§ Your objective
Exact copies of all the lines below are wanted, without a single picture.

§ Records
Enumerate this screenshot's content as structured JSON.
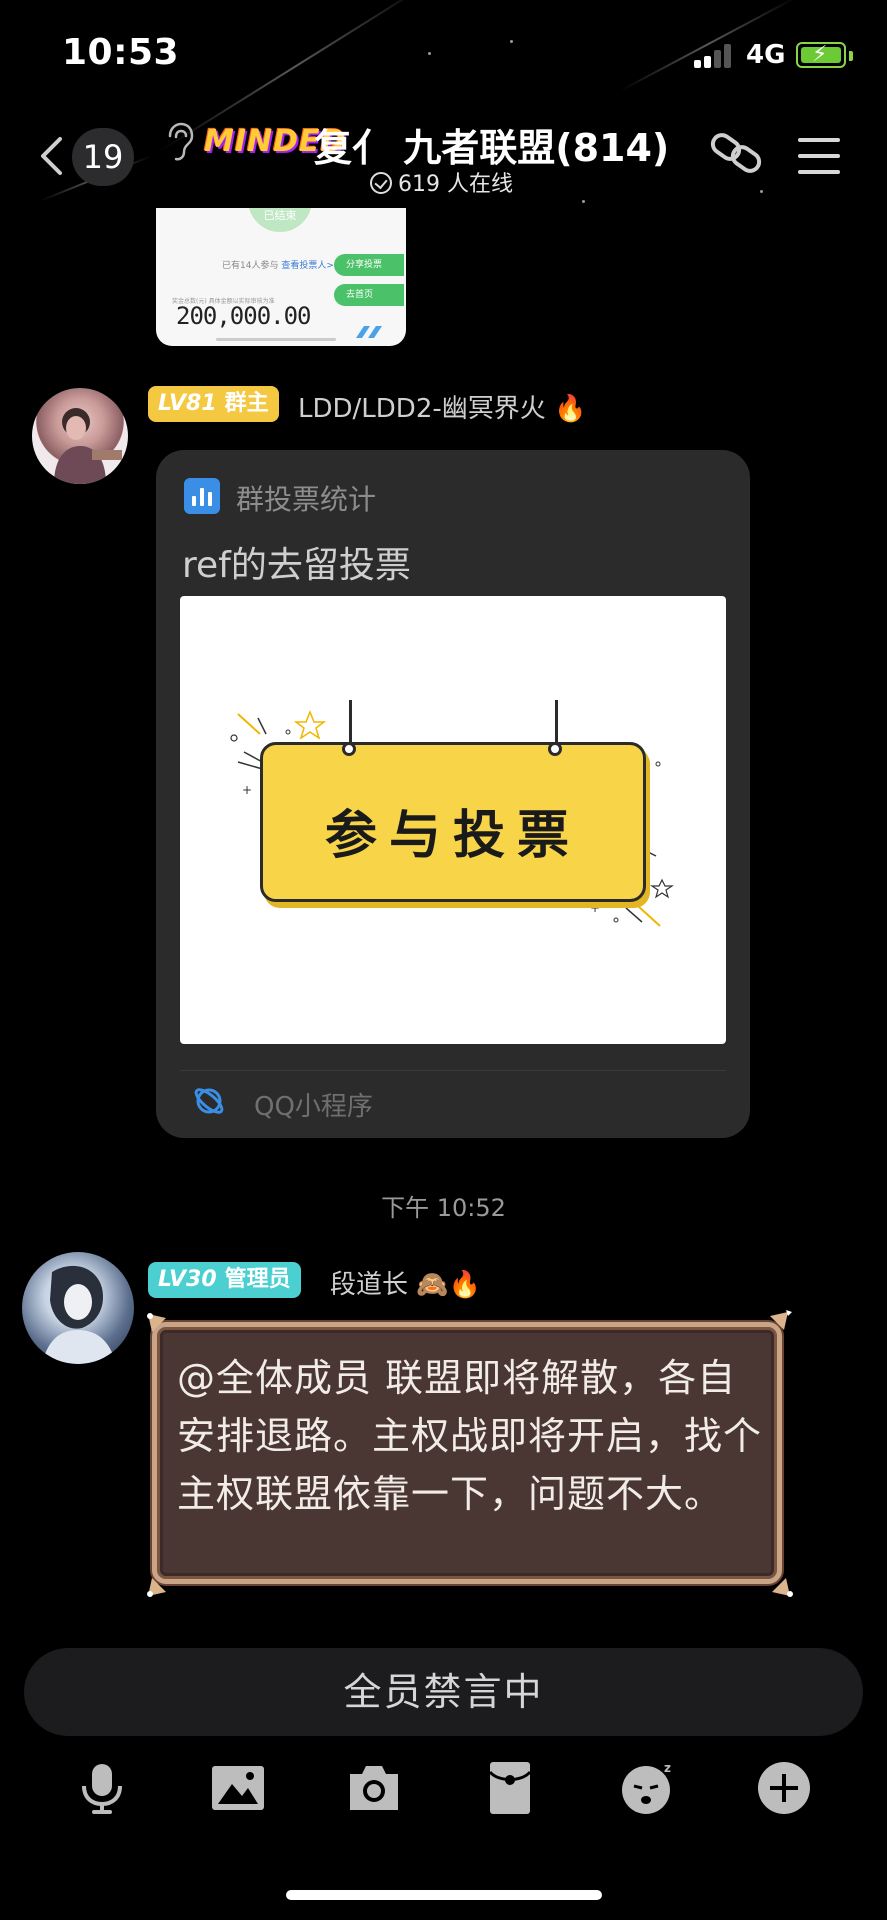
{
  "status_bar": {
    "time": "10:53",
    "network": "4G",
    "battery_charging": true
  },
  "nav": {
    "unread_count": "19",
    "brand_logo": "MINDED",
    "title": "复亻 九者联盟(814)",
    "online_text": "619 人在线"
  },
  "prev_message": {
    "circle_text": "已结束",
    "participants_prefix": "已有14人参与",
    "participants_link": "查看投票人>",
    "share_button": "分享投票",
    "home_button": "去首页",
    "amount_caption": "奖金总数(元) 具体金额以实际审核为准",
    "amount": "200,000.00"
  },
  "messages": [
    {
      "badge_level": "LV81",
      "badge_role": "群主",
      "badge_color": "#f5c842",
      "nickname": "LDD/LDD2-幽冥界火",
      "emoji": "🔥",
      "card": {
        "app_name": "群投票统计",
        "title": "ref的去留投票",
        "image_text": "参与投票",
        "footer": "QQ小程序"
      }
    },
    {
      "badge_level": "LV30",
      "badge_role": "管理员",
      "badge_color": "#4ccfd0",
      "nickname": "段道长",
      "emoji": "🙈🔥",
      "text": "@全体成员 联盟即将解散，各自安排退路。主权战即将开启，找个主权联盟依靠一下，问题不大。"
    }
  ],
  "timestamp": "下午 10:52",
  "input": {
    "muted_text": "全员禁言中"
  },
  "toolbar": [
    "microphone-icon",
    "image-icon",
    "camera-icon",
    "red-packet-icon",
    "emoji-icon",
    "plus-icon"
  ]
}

§ Exercise output
Enumerate this screenshot's content as structured JSON.
{
  "status_bar": {
    "time": "10:53",
    "network": "4G",
    "battery_charging": true
  },
  "nav": {
    "unread_count": "19",
    "brand_logo": "MINDED",
    "title": "复亻 九者联盟(814)",
    "online_text": "619 人在线"
  },
  "prev_message": {
    "circle_text": "已结束",
    "participants_prefix": "已有14人参与",
    "participants_link": "查看投票人>",
    "share_button": "分享投票",
    "home_button": "去首页",
    "amount_caption": "奖金总数(元) 具体金额以实际审核为准",
    "amount": "200,000.00"
  },
  "messages": [
    {
      "badge_level": "LV81",
      "badge_role": "群主",
      "badge_color": "#f5c842",
      "nickname": "LDD/LDD2-幽冥界火",
      "emoji": "🔥",
      "card": {
        "app_name": "群投票统计",
        "title": "ref的去留投票",
        "image_text": "参与投票",
        "footer": "QQ小程序"
      }
    },
    {
      "badge_level": "LV30",
      "badge_role": "管理员",
      "badge_color": "#4ccfd0",
      "nickname": "段道长",
      "emoji": "🙈🔥",
      "text": "@全体成员 联盟即将解散，各自安排退路。主权战即将开启，找个主权联盟依靠一下，问题不大。"
    }
  ],
  "timestamp": "下午 10:52",
  "input": {
    "muted_text": "全员禁言中"
  },
  "toolbar": [
    "microphone-icon",
    "image-icon",
    "camera-icon",
    "red-packet-icon",
    "emoji-icon",
    "plus-icon"
  ]
}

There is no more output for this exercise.